Clearly, if we are at the passivity limit, where $ v_{0}=1/\sqrt{lc}$, then $ R_{1}=0$, and thus $ \alpha = 1$, which implies, finally that $ \nu = \beta$, so that we have, from (3.85), that $ \omega_{21+}/\beta = 1/\sqrt{lc}$ and $ \omega_{34+}/\beta = -1/\sqrt{lc}$; wave propagation is thus dispersionless. As mentioned in the previous section, at this limit, the MDWD network reduces to an exact digital traveling wave solution (this was also noted in §3.7.5). It is also interesting to note that when $ R_{1} = R_{2} = R_{0}$, so that $ \alpha$ and $ \nu$ are zero, then (3.85) implies that wave propagation is also dispersionless in this case as well.
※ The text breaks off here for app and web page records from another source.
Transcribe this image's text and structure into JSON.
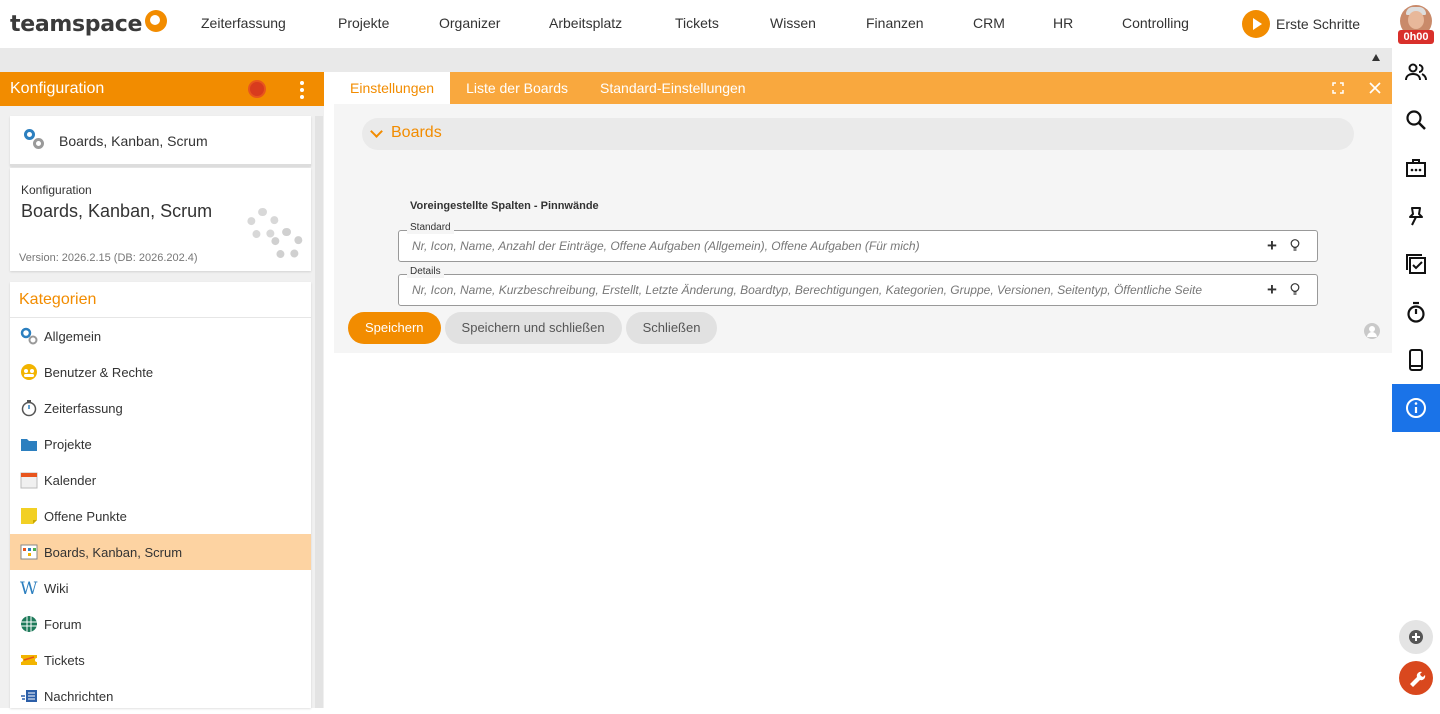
{
  "brand": {
    "name": "teamspace"
  },
  "nav": [
    "Zeiterfassung",
    "Projekte",
    "Organizer",
    "Arbeitsplatz",
    "Tickets",
    "Wissen",
    "Finanzen",
    "CRM",
    "HR",
    "Controlling"
  ],
  "erste_schritte": "Erste Schritte",
  "timer": "0h00",
  "left_panel": {
    "title": "Konfiguration",
    "selected_card": "Boards, Kanban, Scrum",
    "info": {
      "small_label": "Konfiguration",
      "title": "Boards, Kanban, Scrum",
      "version": "Version: 2026.2.15 (DB: 2026.202.4)"
    },
    "categories_title": "Kategorien",
    "categories": [
      {
        "label": "Allgemein",
        "icon": "gears-icon"
      },
      {
        "label": "Benutzer & Rechte",
        "icon": "users-icon"
      },
      {
        "label": "Zeiterfassung",
        "icon": "stopwatch-icon"
      },
      {
        "label": "Projekte",
        "icon": "folder-icon"
      },
      {
        "label": "Kalender",
        "icon": "calendar-icon"
      },
      {
        "label": "Offene Punkte",
        "icon": "sticky-note-icon"
      },
      {
        "label": "Boards, Kanban, Scrum",
        "icon": "board-icon"
      },
      {
        "label": "Wiki",
        "icon": "wiki-icon"
      },
      {
        "label": "Forum",
        "icon": "forum-icon"
      },
      {
        "label": "Tickets",
        "icon": "ticket-icon"
      },
      {
        "label": "Nachrichten",
        "icon": "messages-icon"
      }
    ]
  },
  "tabs": [
    "Einstellungen",
    "Liste der Boards",
    "Standard-Einstellungen"
  ],
  "form": {
    "section_title": "Boards",
    "subhead": "Voreingestellte Spalten - Pinnwände",
    "fields": [
      {
        "legend": "Standard",
        "value": "Nr, Icon, Name, Anzahl der Einträge, Offene Aufgaben (Allgemein), Offene Aufgaben (Für mich)"
      },
      {
        "legend": "Details",
        "value": "Nr, Icon, Name, Kurzbeschreibung, Erstellt, Letzte Änderung, Boardtyp, Berechtigungen, Kategorien, Gruppe, Versionen, Seitentyp, Öffentliche Seite"
      }
    ],
    "buttons": {
      "save": "Speichern",
      "save_close": "Speichern und schließen",
      "close": "Schließen"
    }
  },
  "colors": {
    "accent": "#f28c00",
    "tab_bar": "#f9a83e",
    "active_category": "#fdd3a2",
    "info_active": "#1a73e8",
    "tools_button": "#d9481e"
  }
}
It is easy to see here, from Figure 3.21, that because $ R_{1} = R_{2} = R_{0}$, there will be no scattering through the adaptors; the pure time delays may thus be shifted directly into the lattice two port, and we can perform a manipulation similar to that of §3.7.5 to give a simplified digital ``traveling wave'' network, with doubled time delays. Here, we are in effect implementing a traveling wave solution on a different grid, but the implication is that for the corresponding problem with material variation, the MDWD network gives a good approximation to the numerical phase velocity even for certain values of $ v_{0}$ which are far from the local physical wave speed. This is not true for digital waveguide networks, where the numerical phase velocities degrade considerably away from the passivity limit. We will return to these expressions (which provide complete information regarding the numerical dispersion properties of the scheme) in §4.3.8 in a comparison with the digital waveguide network for the same system. In anticipation of the discussion in §3.10, we mention that for constant $ v_{0}$, we have for the eigenvectors corresponding to the dominant modes, that

$\displaystyle \lim_{\Delta\rightarrow 0} {\bf u}_{21 +} = \lim_{\Delta\rightarrow 0}{\bf u}_{34,+} = \begin{bmatrix}\alpha +1\\ 1-\alpha\\ \end{bmatrix}$    

Because we also have, from Figure 3.21, that $ \hat{a}_{1} = -\hat{x}_{1} = -(\hat{y}_{1}+\hat{y}_{4})/2$, and $ \hat{a}_{2} = -(\hat{x}_{2}+\hat{x}_{3})/2$, we can also write, for the dominant mode,

$\displaystyle \lim_{\Delta\rightarrow 0} \begin{bmatrix}\hat{a}_{1}\\ \hat{a}_{...
...d{bmatrix} = -\frac{2}{R_{1}+R_{0}}\begin{bmatrix}R_{1}\\ R_{0}\\ \end{bmatrix}$    

Thus in this limit, the wave variables incident on the left adaptor occur in the same ratio as the port resistances, and are in fact aligned with an eigenvector of the scattering matrix corresponding to the adaptor. A similar statement holds for the quantities incident on the right adaptor. We will return to this observation in the next section.
next up previous
Next: Initial Conditions Up: Finite Difference Interpretation Previous: MDWD Networks as Multi-step
Stefan Bilbao 2002-01-22